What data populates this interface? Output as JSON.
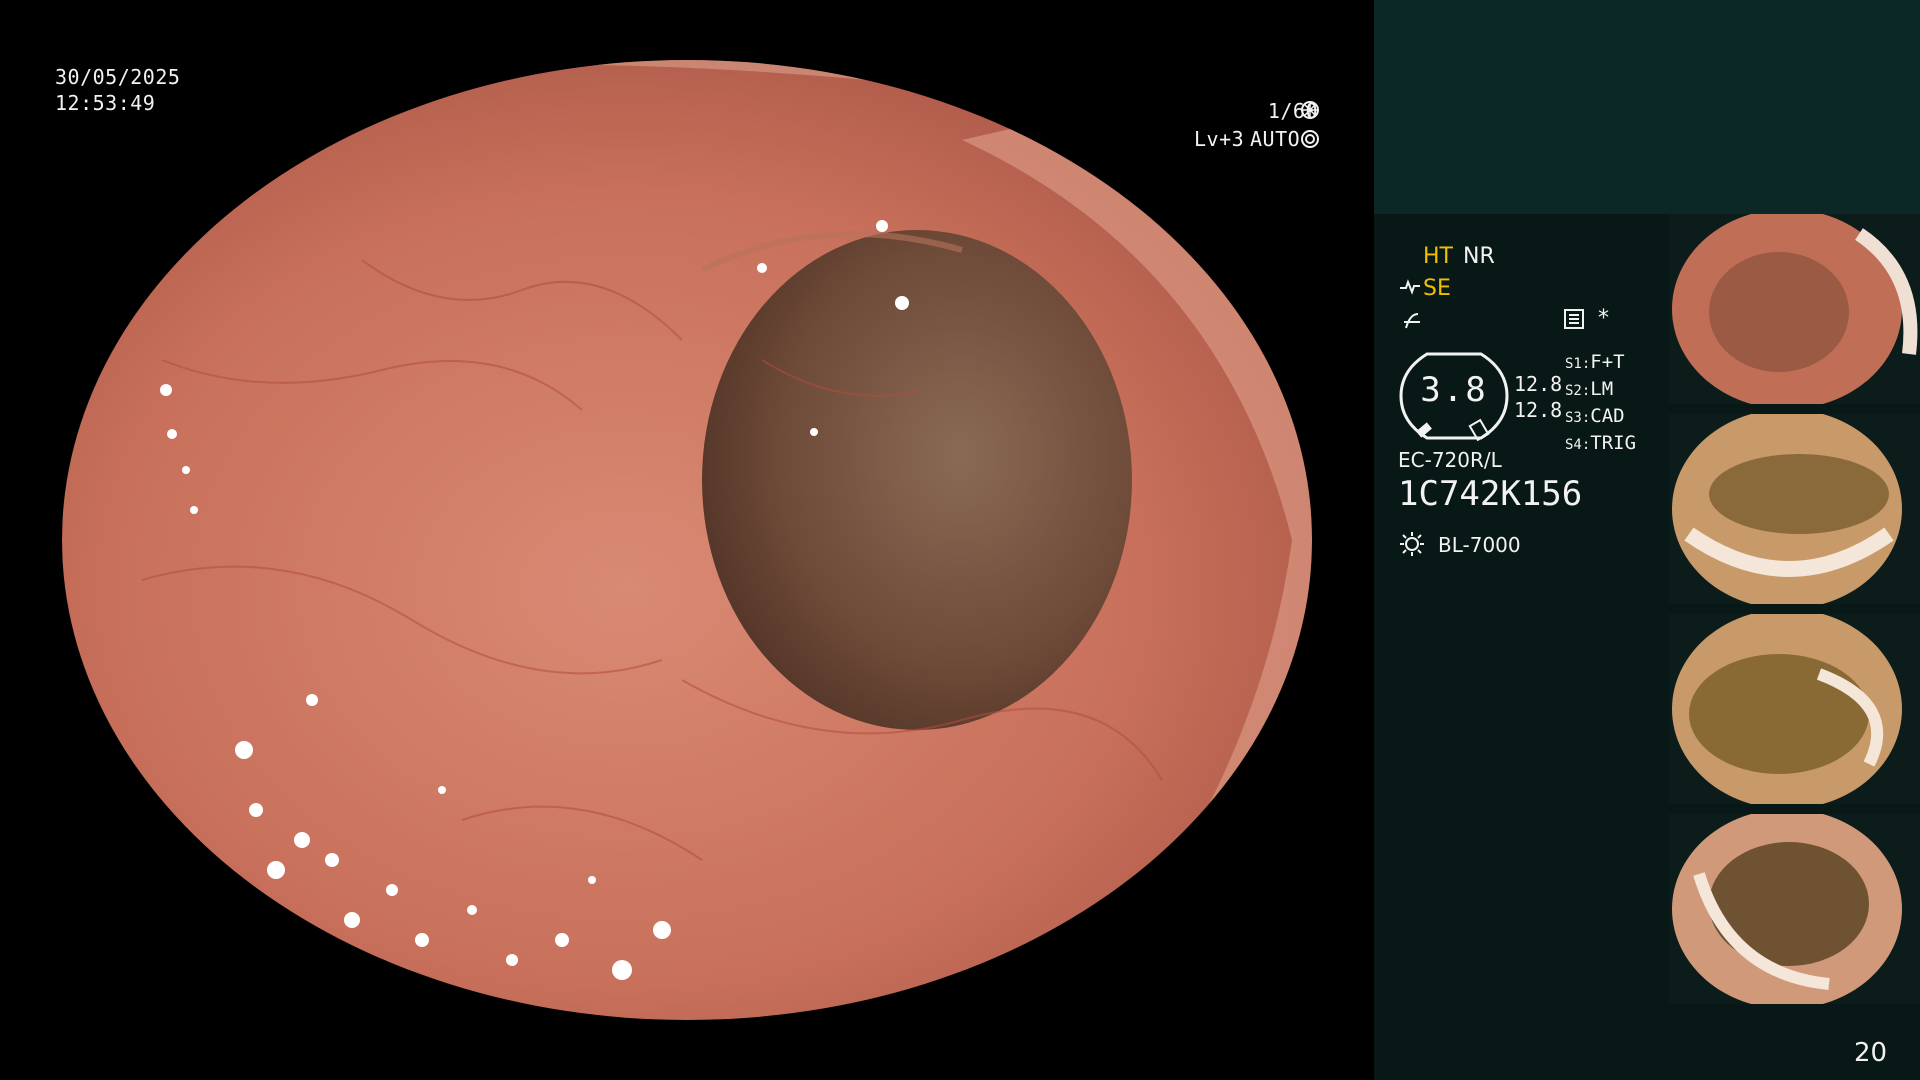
{
  "overlay": {
    "date": "30/05/2025",
    "time": "12:53:49",
    "shutter": "1/60",
    "level": "Lv+3",
    "mode": "AUTO"
  },
  "settings": {
    "ht": "HT",
    "nr": "NR",
    "se": "SE",
    "star": "*"
  },
  "gauge": {
    "value": "3.8",
    "left_val_1": "12.8",
    "left_val_2": "12.8"
  },
  "switches": [
    {
      "key": "S1:",
      "value": "F+T"
    },
    {
      "key": "S2:",
      "value": "LM"
    },
    {
      "key": "S3:",
      "value": "CAD"
    },
    {
      "key": "S4:",
      "value": "TRIG"
    }
  ],
  "scope": {
    "model": "EC-720R/L",
    "serial": "1C742K156",
    "light_source": "BL-7000"
  },
  "thumbnails_count": 4,
  "page_number": "20",
  "colors": {
    "panel_top": "#0c2826",
    "panel": "#081816",
    "accent_yellow": "#f0c000"
  },
  "icons": [
    "shutter-icon",
    "auto-iris-icon",
    "se-icon",
    "sharpness-icon",
    "menu-icon",
    "light-source-icon"
  ]
}
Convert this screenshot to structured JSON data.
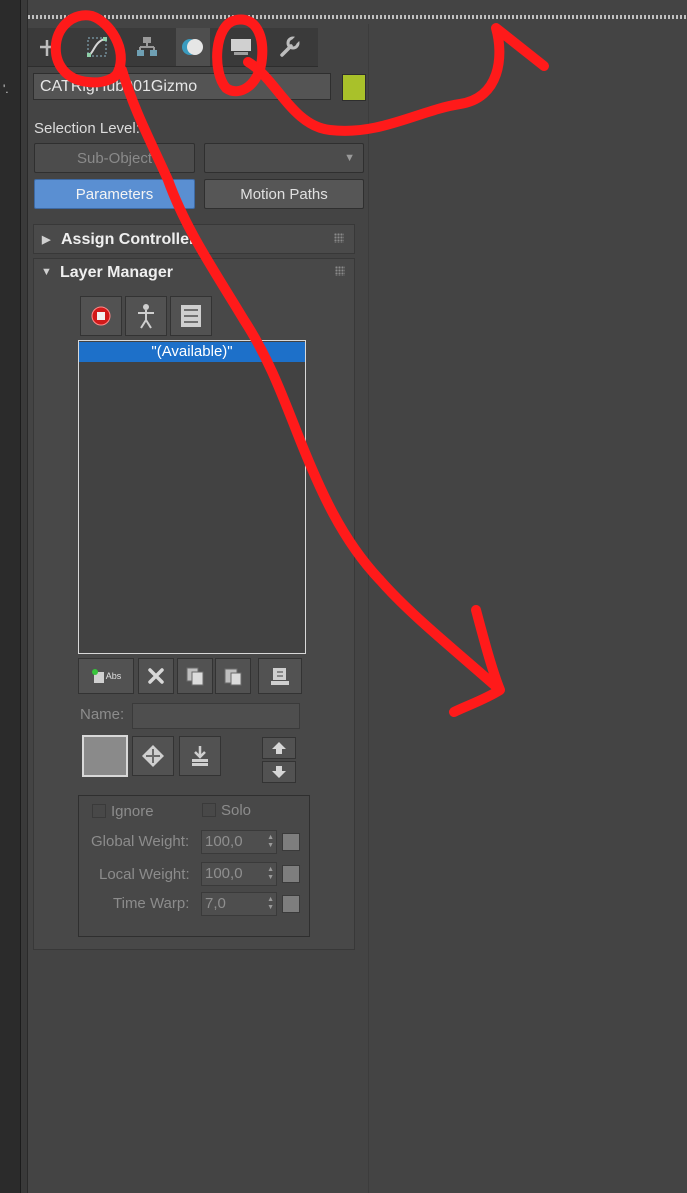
{
  "tabs": [
    {
      "name": "create-icon",
      "glyph": "+",
      "active": false
    },
    {
      "name": "modify-icon",
      "glyph": "curve",
      "active": false
    },
    {
      "name": "hierarchy-icon",
      "glyph": "tree",
      "active": false
    },
    {
      "name": "motion-icon",
      "glyph": "motion",
      "active": true
    },
    {
      "name": "display-icon",
      "glyph": "monitor",
      "active": false
    },
    {
      "name": "utilities-icon",
      "glyph": "wrench",
      "active": false
    }
  ],
  "object_name": "CATRigHub001Gizmo",
  "object_color": "#a9c12a",
  "selection_level": {
    "label": "Selection Level:",
    "sub_object": "Sub-Object",
    "dropdown_value": ""
  },
  "mode_buttons": {
    "parameters": "Parameters",
    "motion_paths": "Motion Paths"
  },
  "rollouts": {
    "assign_controller": "Assign Controller",
    "layer_manager": "Layer Manager"
  },
  "layer_list": {
    "items": [
      "\"(Available)\""
    ]
  },
  "abs_label": "Abs",
  "name_label": "Name:",
  "name_value": "",
  "weights": {
    "ignore": "Ignore",
    "solo": "Solo",
    "global_weight_label": "Global Weight:",
    "global_weight_value": "100,0",
    "local_weight_label": "Local Weight:",
    "local_weight_value": "100,0",
    "time_warp_label": "Time Warp:",
    "time_warp_value": "7,0"
  },
  "left_dots": "'.",
  "annotation_color": "#ff1a1a"
}
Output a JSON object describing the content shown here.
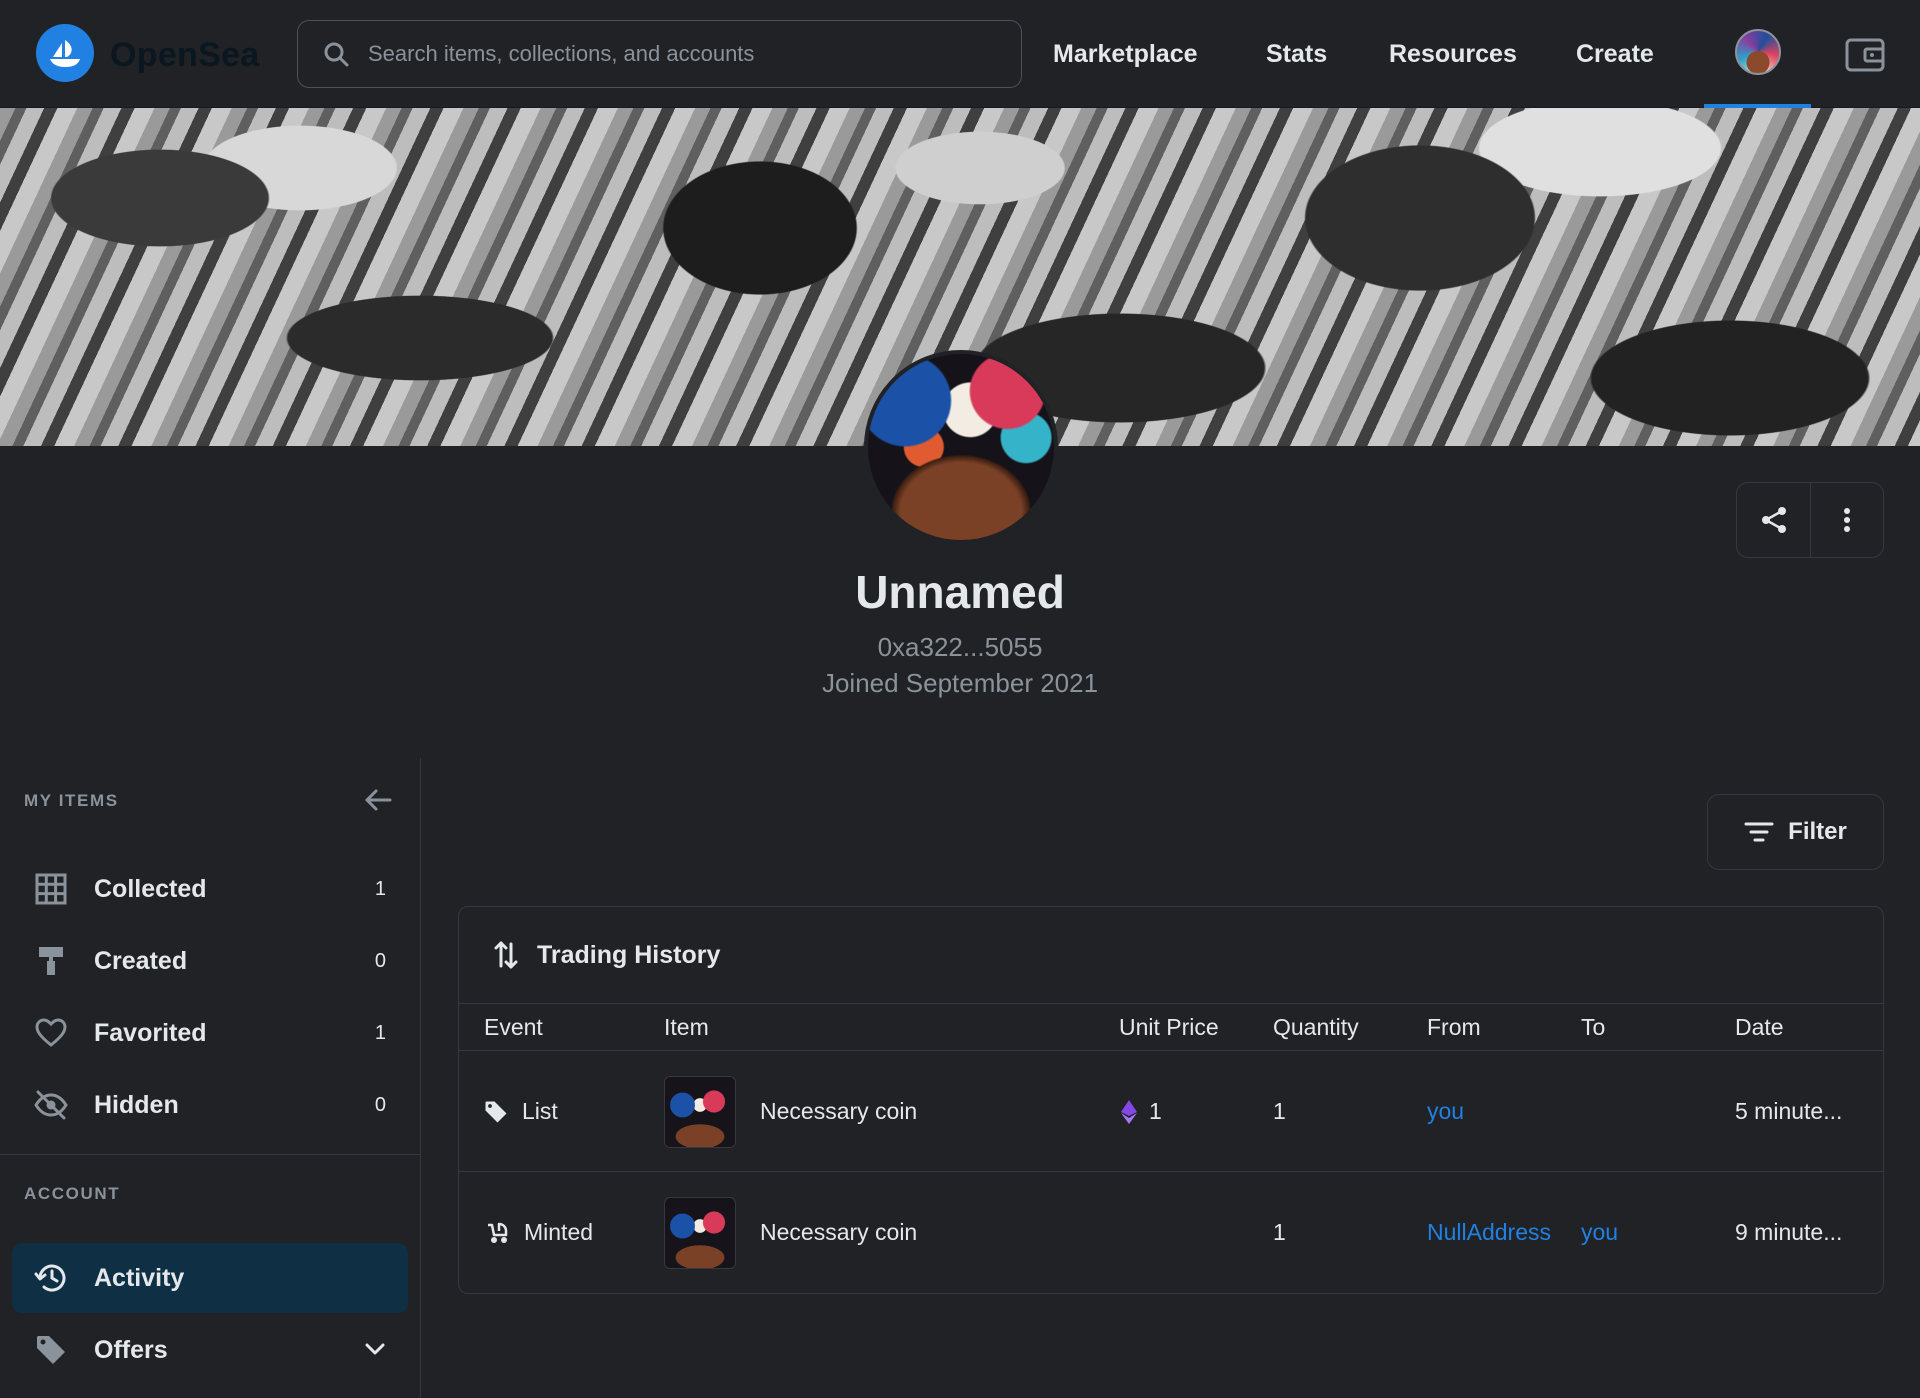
{
  "brand": {
    "name": "OpenSea"
  },
  "search": {
    "placeholder": "Search items, collections, and accounts"
  },
  "nav": {
    "marketplace": "Marketplace",
    "stats": "Stats",
    "resources": "Resources",
    "create": "Create"
  },
  "profile": {
    "name": "Unnamed",
    "address": "0xa322...5055",
    "joined": "Joined September 2021"
  },
  "sidebar": {
    "my_items_heading": "MY ITEMS",
    "items": [
      {
        "label": "Collected",
        "count": "1",
        "icon": "grid-icon"
      },
      {
        "label": "Created",
        "count": "0",
        "icon": "paint-roller-icon"
      },
      {
        "label": "Favorited",
        "count": "1",
        "icon": "heart-icon"
      },
      {
        "label": "Hidden",
        "count": "0",
        "icon": "eye-off-icon"
      }
    ],
    "account_heading": "ACCOUNT",
    "account_items": [
      {
        "label": "Activity",
        "icon": "history-icon",
        "active": true
      },
      {
        "label": "Offers",
        "icon": "tag-icon"
      }
    ]
  },
  "filter": {
    "label": "Filter"
  },
  "trading_history": {
    "title": "Trading History",
    "columns": [
      "Event",
      "Item",
      "Unit Price",
      "Quantity",
      "From",
      "To",
      "Date"
    ],
    "rows": [
      {
        "event": "List",
        "event_icon": "tag-icon",
        "item": "Necessary coin",
        "unit_price": "1",
        "price_icon": "ethereum-icon",
        "quantity": "1",
        "from": "you",
        "to": "",
        "date": "5 minute..."
      },
      {
        "event": "Minted",
        "event_icon": "baby-stroller-icon",
        "item": "Necessary coin",
        "unit_price": "",
        "quantity": "1",
        "from": "NullAddress",
        "to": "you",
        "date": "9 minute..."
      }
    ]
  },
  "colors": {
    "background": "#202225",
    "accent": "#2081e2",
    "active_item": "#0e2f44",
    "border": "#353840",
    "muted_text": "#8a939b"
  }
}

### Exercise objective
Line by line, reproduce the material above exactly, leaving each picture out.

### Task output
What data populates this interface? Output as JSON.
{
  "overlay": {
    "date": "30/05/2025",
    "time": "12:53:49",
    "shutter": "1/60",
    "level": "Lv+3",
    "mode": "AUTO"
  },
  "settings": {
    "ht": "HT",
    "nr": "NR",
    "se": "SE",
    "star": "*"
  },
  "gauge": {
    "value": "3.8",
    "left_val_1": "12.8",
    "left_val_2": "12.8"
  },
  "switches": [
    {
      "key": "S1:",
      "value": "F+T"
    },
    {
      "key": "S2:",
      "value": "LM"
    },
    {
      "key": "S3:",
      "value": "CAD"
    },
    {
      "key": "S4:",
      "value": "TRIG"
    }
  ],
  "scope": {
    "model": "EC-720R/L",
    "serial": "1C742K156",
    "light_source": "BL-7000"
  },
  "thumbnails_count": 4,
  "page_number": "20",
  "colors": {
    "panel_top": "#0c2826",
    "panel": "#081816",
    "accent_yellow": "#f0c000"
  },
  "icons": [
    "shutter-icon",
    "auto-iris-icon",
    "se-icon",
    "sharpness-icon",
    "menu-icon",
    "light-source-icon"
  ]
}
Convert this screenshot to structured JSON data.
{
  "tabs": [
    {
      "name": "create-icon",
      "glyph": "+",
      "active": false
    },
    {
      "name": "modify-icon",
      "glyph": "curve",
      "active": false
    },
    {
      "name": "hierarchy-icon",
      "glyph": "tree",
      "active": false
    },
    {
      "name": "motion-icon",
      "glyph": "motion",
      "active": true
    },
    {
      "name": "display-icon",
      "glyph": "monitor",
      "active": false
    },
    {
      "name": "utilities-icon",
      "glyph": "wrench",
      "active": false
    }
  ],
  "object_name": "CATRigHub001Gizmo",
  "object_color": "#a9c12a",
  "selection_level": {
    "label": "Selection Level:",
    "sub_object": "Sub-Object",
    "dropdown_value": ""
  },
  "mode_buttons": {
    "parameters": "Parameters",
    "motion_paths": "Motion Paths"
  },
  "rollouts": {
    "assign_controller": "Assign Controller",
    "layer_manager": "Layer Manager"
  },
  "layer_list": {
    "items": [
      "\"(Available)\""
    ]
  },
  "abs_label": "Abs",
  "name_label": "Name:",
  "name_value": "",
  "weights": {
    "ignore": "Ignore",
    "solo": "Solo",
    "global_weight_label": "Global Weight:",
    "global_weight_value": "100,0",
    "local_weight_label": "Local Weight:",
    "local_weight_value": "100,0",
    "time_warp_label": "Time Warp:",
    "time_warp_value": "7,0"
  },
  "left_dots": "'.",
  "annotation_color": "#ff1a1a"
}
Output a JSON object describing the content shown here.
{
  "brand": {
    "name": "OpenSea"
  },
  "search": {
    "placeholder": "Search items, collections, and accounts"
  },
  "nav": {
    "marketplace": "Marketplace",
    "stats": "Stats",
    "resources": "Resources",
    "create": "Create"
  },
  "profile": {
    "name": "Unnamed",
    "address": "0xa322...5055",
    "joined": "Joined September 2021"
  },
  "sidebar": {
    "my_items_heading": "MY ITEMS",
    "items": [
      {
        "label": "Collected",
        "count": "1",
        "icon": "grid-icon"
      },
      {
        "label": "Created",
        "count": "0",
        "icon": "paint-roller-icon"
      },
      {
        "label": "Favorited",
        "count": "1",
        "icon": "heart-icon"
      },
      {
        "label": "Hidden",
        "count": "0",
        "icon": "eye-off-icon"
      }
    ],
    "account_heading": "ACCOUNT",
    "account_items": [
      {
        "label": "Activity",
        "icon": "history-icon",
        "active": true
      },
      {
        "label": "Offers",
        "icon": "tag-icon"
      }
    ]
  },
  "filter": {
    "label": "Filter"
  },
  "trading_history": {
    "title": "Trading History",
    "columns": [
      "Event",
      "Item",
      "Unit Price",
      "Quantity",
      "From",
      "To",
      "Date"
    ],
    "rows": [
      {
        "event": "List",
        "event_icon": "tag-icon",
        "item": "Necessary coin",
        "unit_price": "1",
        "price_icon": "ethereum-icon",
        "quantity": "1",
        "from": "you",
        "to": "",
        "date": "5 minute..."
      },
      {
        "event": "Minted",
        "event_icon": "baby-stroller-icon",
        "item": "Necessary coin",
        "unit_price": "",
        "quantity": "1",
        "from": "NullAddress",
        "to": "you",
        "date": "9 minute..."
      }
    ]
  },
  "colors": {
    "background": "#202225",
    "accent": "#2081e2",
    "active_item": "#0e2f44",
    "border": "#353840",
    "muted_text": "#8a939b"
  }
}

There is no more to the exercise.